Start of Provided entries

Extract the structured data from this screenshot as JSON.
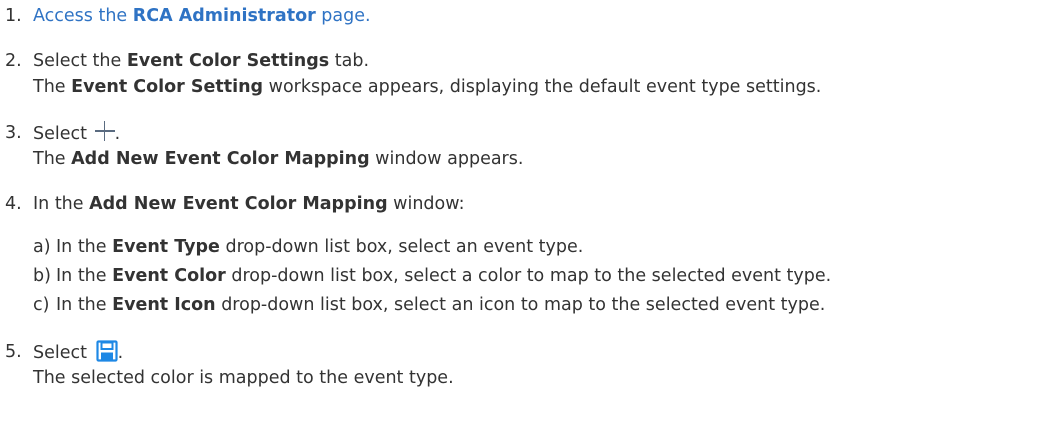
{
  "steps": [
    {
      "num": "1.",
      "text_prefix": "Access the ",
      "bold": "RCA Administrator",
      "text_suffix": " page."
    },
    {
      "num": "2.",
      "line1_prefix": "Select the ",
      "line1_bold": "Event Color Settings",
      "line1_suffix": " tab.",
      "line2_prefix": "The ",
      "line2_bold": "Event Color Setting",
      "line2_suffix": " workspace appears, displaying the default event type settings."
    },
    {
      "num": "3.",
      "line1_prefix": "Select ",
      "line1_icon": "plus-icon",
      "line1_suffix": ".",
      "line2_prefix": "The ",
      "line2_bold": "Add New Event Color Mapping",
      "line2_suffix": " window appears."
    },
    {
      "num": "4.",
      "line1_prefix": "In the ",
      "line1_bold": "Add New Event Color Mapping",
      "line1_suffix": " window:",
      "substeps": [
        {
          "letter": "a)",
          "prefix": "In the ",
          "bold": "Event Type",
          "suffix": " drop-down list box, select an event type."
        },
        {
          "letter": "b)",
          "prefix": "In the ",
          "bold": "Event Color",
          "suffix": " drop-down list box, select a color to map to the selected event type."
        },
        {
          "letter": "c)",
          "prefix": "In the ",
          "bold": "Event Icon",
          "suffix": " drop-down list box, select an icon to map to the selected event type."
        }
      ]
    },
    {
      "num": "5.",
      "line1_prefix": "Select ",
      "line1_icon": "save-icon",
      "line1_suffix": ".",
      "line2_text": "The selected color is mapped to the event type."
    }
  ],
  "colors": {
    "text": "#333333",
    "link": "#2f73c4",
    "plus_icon": "#5a6b80",
    "save_icon": "#1e88e5"
  }
}
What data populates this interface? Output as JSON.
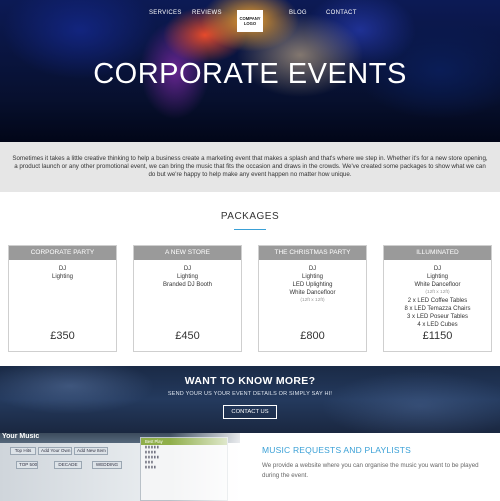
{
  "nav": {
    "items": [
      "SERVICES",
      "REVIEWS",
      "BLOG",
      "CONTACT"
    ],
    "logo": "COMPANY LOGO"
  },
  "hero": {
    "title": "CORPORATE EVENTS"
  },
  "intro": {
    "text": "Sometimes it takes a little creative thinking to help a business create a marketing event that makes a splash and that's where we step in. Whether it's for a new store opening, a product launch or any other promotional event, we can bring the music that fits the occasion and draws in the crowds. We've created some packages to show what we can do but we're happy to help make any event happen no matter how unique."
  },
  "packages": {
    "title": "PACKAGES",
    "cards": [
      {
        "name": "CORPORATE PARTY",
        "items": [
          "DJ",
          "Lighting"
        ],
        "note": "",
        "extra": [],
        "price": "£350"
      },
      {
        "name": "A NEW STORE",
        "items": [
          "DJ",
          "Lighting",
          "Branded DJ Booth"
        ],
        "note": "",
        "extra": [],
        "price": "£450"
      },
      {
        "name": "THE CHRISTMAS PARTY",
        "items": [
          "DJ",
          "Lighting",
          "LED Uplighting",
          "White Dancefloor"
        ],
        "note": "(12ft x 12ft)",
        "extra": [],
        "price": "£800"
      },
      {
        "name": "ILLUMINATED",
        "items": [
          "DJ",
          "Lighting",
          "White Dancefloor"
        ],
        "note": "(12ft x 12ft)",
        "extra": [
          "2 x LED Coffee Tables",
          "8 x LED Temazza Chairs",
          "3 x LED Poseur Tables",
          "4 x LED Cubes"
        ],
        "price": "£1150"
      }
    ]
  },
  "cta": {
    "title": "WANT TO KNOW MORE?",
    "subtitle": "SEND YOUR US YOUR EVENT DETAILS OR SIMPLY SAY HI!",
    "button": "CONTACT US"
  },
  "music": {
    "title": "MUSIC REQUESTS AND PLAYLISTS",
    "text": "We provide a website where you can organise the music you want to be played during the event.",
    "app_title": "Your Music",
    "app_tabs": [
      "Top Hits",
      "Add Your Own",
      "Add New Item",
      "TOP 500",
      "DECADE",
      "WEDDING"
    ],
    "panel_head": "Best Play"
  }
}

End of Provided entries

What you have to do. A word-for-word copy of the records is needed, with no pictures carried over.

Problem solution.
Extract the structured data from this screenshot as JSON.
{
  "steps": [
    {
      "num": "1.",
      "text_prefix": "Access the ",
      "bold": "RCA Administrator",
      "text_suffix": " page."
    },
    {
      "num": "2.",
      "line1_prefix": "Select the ",
      "line1_bold": "Event Color Settings",
      "line1_suffix": " tab.",
      "line2_prefix": "The ",
      "line2_bold": "Event Color Setting",
      "line2_suffix": " workspace appears, displaying the default event type settings."
    },
    {
      "num": "3.",
      "line1_prefix": "Select ",
      "line1_icon": "plus-icon",
      "line1_suffix": ".",
      "line2_prefix": "The ",
      "line2_bold": "Add New Event Color Mapping",
      "line2_suffix": " window appears."
    },
    {
      "num": "4.",
      "line1_prefix": "In the ",
      "line1_bold": "Add New Event Color Mapping",
      "line1_suffix": " window:",
      "substeps": [
        {
          "letter": "a)",
          "prefix": "In the ",
          "bold": "Event Type",
          "suffix": " drop-down list box, select an event type."
        },
        {
          "letter": "b)",
          "prefix": "In the ",
          "bold": "Event Color",
          "suffix": " drop-down list box, select a color to map to the selected event type."
        },
        {
          "letter": "c)",
          "prefix": "In the ",
          "bold": "Event Icon",
          "suffix": " drop-down list box, select an icon to map to the selected event type."
        }
      ]
    },
    {
      "num": "5.",
      "line1_prefix": "Select ",
      "line1_icon": "save-icon",
      "line1_suffix": ".",
      "line2_text": "The selected color is mapped to the event type."
    }
  ],
  "colors": {
    "text": "#333333",
    "link": "#2f73c4",
    "plus_icon": "#5a6b80",
    "save_icon": "#1e88e5"
  }
}
What data populates this interface? Output as JSON.
{
  "nav": {
    "items": [
      "SERVICES",
      "REVIEWS",
      "BLOG",
      "CONTACT"
    ],
    "logo": "COMPANY LOGO"
  },
  "hero": {
    "title": "CORPORATE EVENTS"
  },
  "intro": {
    "text": "Sometimes it takes a little creative thinking to help a business create a marketing event that makes a splash and that's where we step in. Whether it's for a new store opening, a product launch or any other promotional event, we can bring the music that fits the occasion and draws in the crowds. We've created some packages to show what we can do but we're happy to help make any event happen no matter how unique."
  },
  "packages": {
    "title": "PACKAGES",
    "cards": [
      {
        "name": "CORPORATE PARTY",
        "items": [
          "DJ",
          "Lighting"
        ],
        "note": "",
        "extra": [],
        "price": "£350"
      },
      {
        "name": "A NEW STORE",
        "items": [
          "DJ",
          "Lighting",
          "Branded DJ Booth"
        ],
        "note": "",
        "extra": [],
        "price": "£450"
      },
      {
        "name": "THE CHRISTMAS PARTY",
        "items": [
          "DJ",
          "Lighting",
          "LED Uplighting",
          "White Dancefloor"
        ],
        "note": "(12ft x 12ft)",
        "extra": [],
        "price": "£800"
      },
      {
        "name": "ILLUMINATED",
        "items": [
          "DJ",
          "Lighting",
          "White Dancefloor"
        ],
        "note": "(12ft x 12ft)",
        "extra": [
          "2 x LED Coffee Tables",
          "8 x LED Temazza Chairs",
          "3 x LED Poseur Tables",
          "4 x LED Cubes"
        ],
        "price": "£1150"
      }
    ]
  },
  "cta": {
    "title": "WANT TO KNOW MORE?",
    "subtitle": "SEND YOUR US YOUR EVENT DETAILS OR SIMPLY SAY HI!",
    "button": "CONTACT US"
  },
  "music": {
    "title": "MUSIC REQUESTS AND PLAYLISTS",
    "text": "We provide a website where you can organise the music you want to be played during the event.",
    "app_title": "Your Music",
    "app_tabs": [
      "Top Hits",
      "Add Your Own",
      "Add New Item",
      "TOP 500",
      "DECADE",
      "WEDDING"
    ],
    "panel_head": "Best Play"
  }
}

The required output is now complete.